In January 1997 this court denied defendant's petition for interlocutory appeal pursuant to Rule 308, and the case was returned to the trial court. After a series of pretrial motions and hearings, the trial court rendered its final order on January 6, 1998. It found that plaintiff satisfied the requirements of section 10 of the Act by providing horizontal location markings of their underground utility facilities consistent with the definition of "approximate location" and was not required to provide vertical location marks for those facilities even when specifically requested by defendant. The trial court entered judgment in favor of plaintiff in the amount of $30,000. Defendant timely appeals.
Summary judgment is proper when the pleadings, depositions, and affidavits demonstrate that no genuine issue of material fact exists and that the moving party is entitled to judgment as a matter of law. 735 ILCS 5/2--1005(c) (West 1994). In adjudicating a summary judgment motion, a court must construe the evidence strictly against the movant and liberally in favor of the nonmoving party. Guerino v. Depot Place Partnership, 273 Ill. App. 3d 27, 30 (1995). Summary judgment is a drastic means of resolving litigation (Purtill v. Hess, 111 Ill. 2d 229, 240 (1986)) and should be allowed only when the moving party's right to judgment is clear and free from doubt (Guerino, 273 Ill. App. 3d at 30). We conduct a de novo review of an order granting summary judgment. Espinoza v. Elgin, Joliet & Eastern Ry. Co., 165 Ill. 2d 107, 113 (1995).
On appeal, defendant contends that plaintiff was required to provide vertical, as well as horizontal, location markings of its underground facilities to satisfy the provisions of the Act. Defendant specifically requested both types of markings in its March correspondence to plaintiff. This issue is a question of statutory interpretation and, as such, was properly dealt with on a motion for summary judgment. See Fayhee v. State Board of Elections, 295 Ill. App. 3d 392, 404 (1998).

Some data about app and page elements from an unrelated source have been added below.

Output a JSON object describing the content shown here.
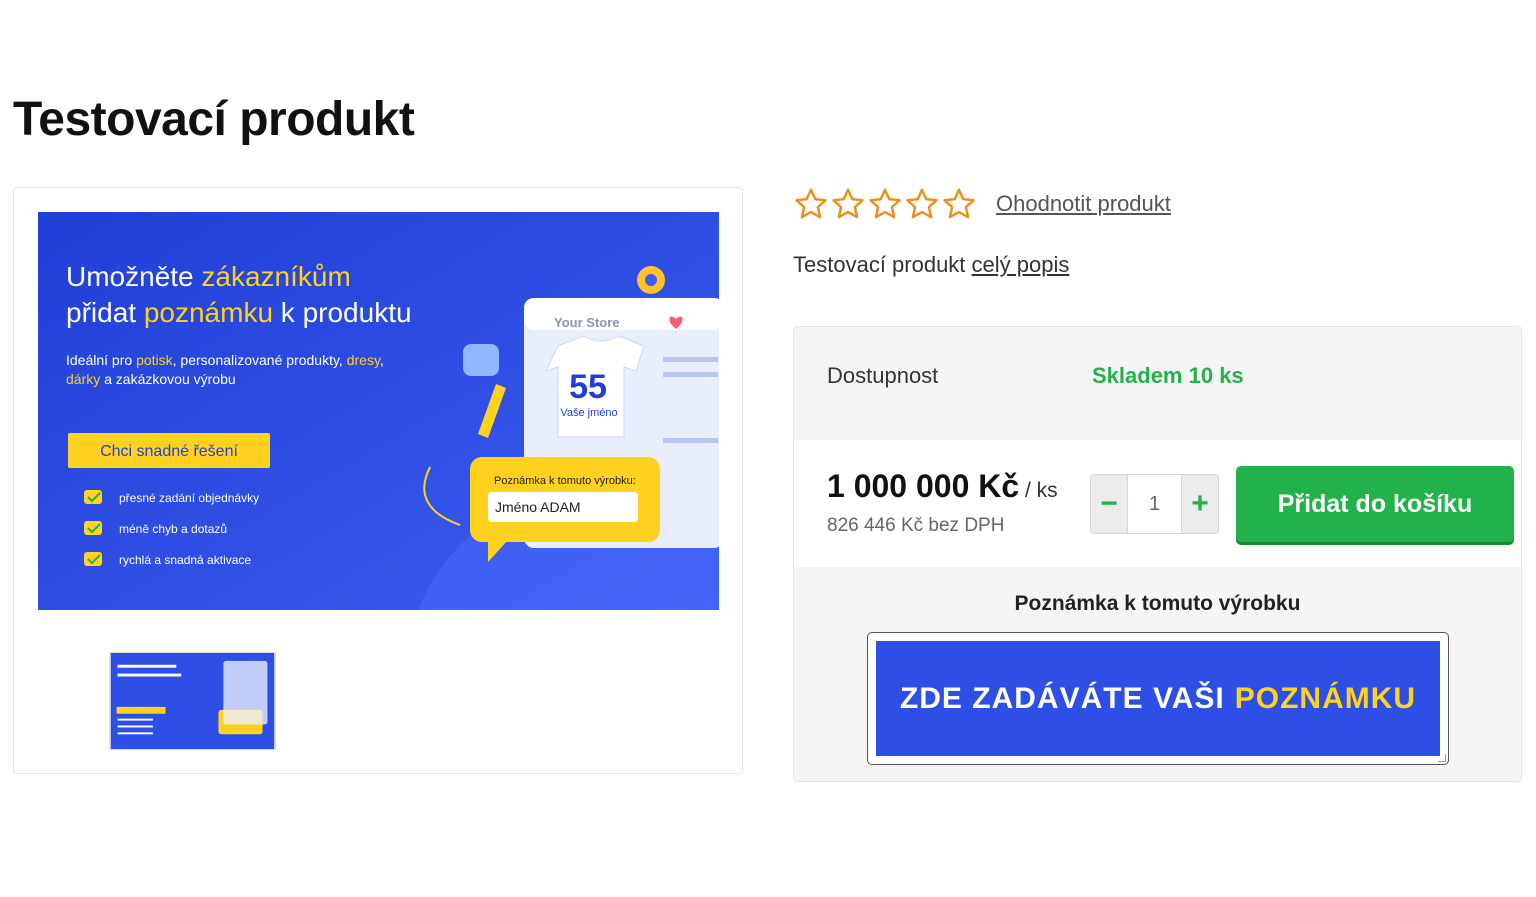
{
  "page": {
    "title": "Testovací produkt"
  },
  "gallery": {
    "banner": {
      "headline_part1": "Umožněte ",
      "headline_hl1": "zákazníkům",
      "headline_part2": "přidat ",
      "headline_hl2": "poznámku",
      "headline_part3": " k produktu",
      "sub_part1": "Ideální pro ",
      "sub_hl1": "potisk",
      "sub_part2": ", personalizované produkty, ",
      "sub_hl2": "dresy",
      "sub_part3": ",",
      "sub_hl3": "dárky",
      "sub_part4": " a zakázkovou výrobu",
      "cta_label": "Chci snadné řešení",
      "benefits": [
        "přesné zadání objednávky",
        "méně chyb a dotazů",
        "rychlá a snadná aktivace"
      ],
      "store_label": "Your Store",
      "shirt_number": "55",
      "shirt_name": "Vaše jméno",
      "note_bubble_title": "Poznámka k tomuto výrobku:",
      "note_bubble_value": "Jméno ADAM"
    }
  },
  "rating": {
    "stars_filled": 0,
    "stars_total": 5,
    "rate_link": "Ohodnotit produkt"
  },
  "short_description": {
    "text": "Testovací produkt ",
    "link": "celý popis"
  },
  "buy_box": {
    "availability_label": "Dostupnost",
    "availability_value": "Skladem 10 ks",
    "price": "1 000 000 Kč",
    "price_unit": " / ks",
    "price_without_vat": "826 446 Kč bez DPH",
    "quantity": "1",
    "minus": "−",
    "plus": "+",
    "add_to_cart": "Přidat do košíku",
    "note_label": "Poznámka k tomuto výrobku",
    "note_text_part1": "ZDE ZADÁVÁTE VAŠI",
    "note_text_highlight": "POZNÁMKU"
  },
  "colors": {
    "accent_green": "#21b34a",
    "banner_blue": "#2d4fe6",
    "highlight_yellow": "#ffd21f",
    "star_orange": "#f08c1a"
  }
}
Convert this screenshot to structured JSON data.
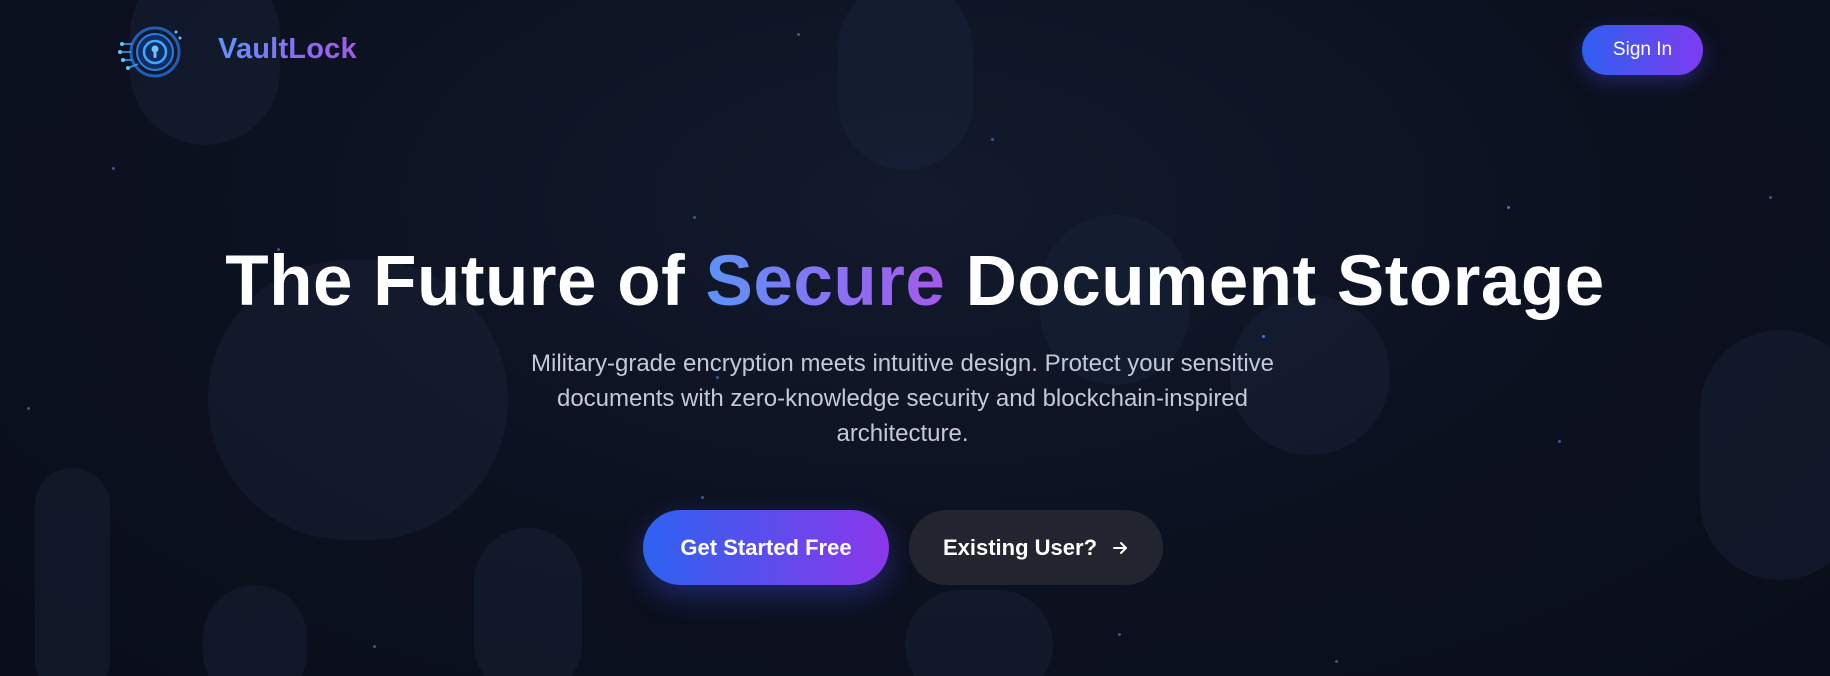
{
  "header": {
    "brand_name": "VaultLock",
    "logo_icon": "keyhole-shield-circuit-icon",
    "signin_label": "Sign In"
  },
  "hero": {
    "title_before": "The Future of ",
    "title_accent": "Secure",
    "title_after": " Document Storage",
    "subtitle": "Military-grade encryption meets intuitive design. Protect your sensitive documents with zero-knowledge security and blockchain-inspired architecture.",
    "primary_cta": "Get Started Free",
    "secondary_cta": "Existing User?",
    "secondary_cta_icon": "arrow-right-icon"
  },
  "colors": {
    "background": "#0d1220",
    "accent_blue": "#2f5ff0",
    "accent_purple": "#8a38ea",
    "secondary_button": "#22252f",
    "subtitle_text": "#c3c9d6"
  }
}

Defendant's argument depends upon including the provision of vertical markings within the scope of "approximate location" when marking facilities in accordance with the notice provision of the Act.
Section 10 of the Act states:
"Upon notice by the person engaged in excavation or demolition, the person owning or operating underground utility facilities *** in or near the excavation or demolition area shall cause a written record to be made of the notice and shall mark *** the approximate locations of such facilities so as to enable the person excavating or demolishing to establish the location of the underground utility facilities ***." 220 ILCS 50/10 (West 1996).
Our function in construing a statute is to ascertain and give effect to the intent of the legislature. Zekman v. Direct American Marketers, Inc., 182 Ill. 2d 359, 368 (1998); Clay v. Kuhl, 297 Ill. App. 3d 15, 19-20 (1998). Statutory language is the best indicator of this intent. Zekman, 182 Ill. 2d at 368-69. Where such language reveals the legislative drafters' intent, we may not resort to other aids for construction. Zekman, 182 Ill. ...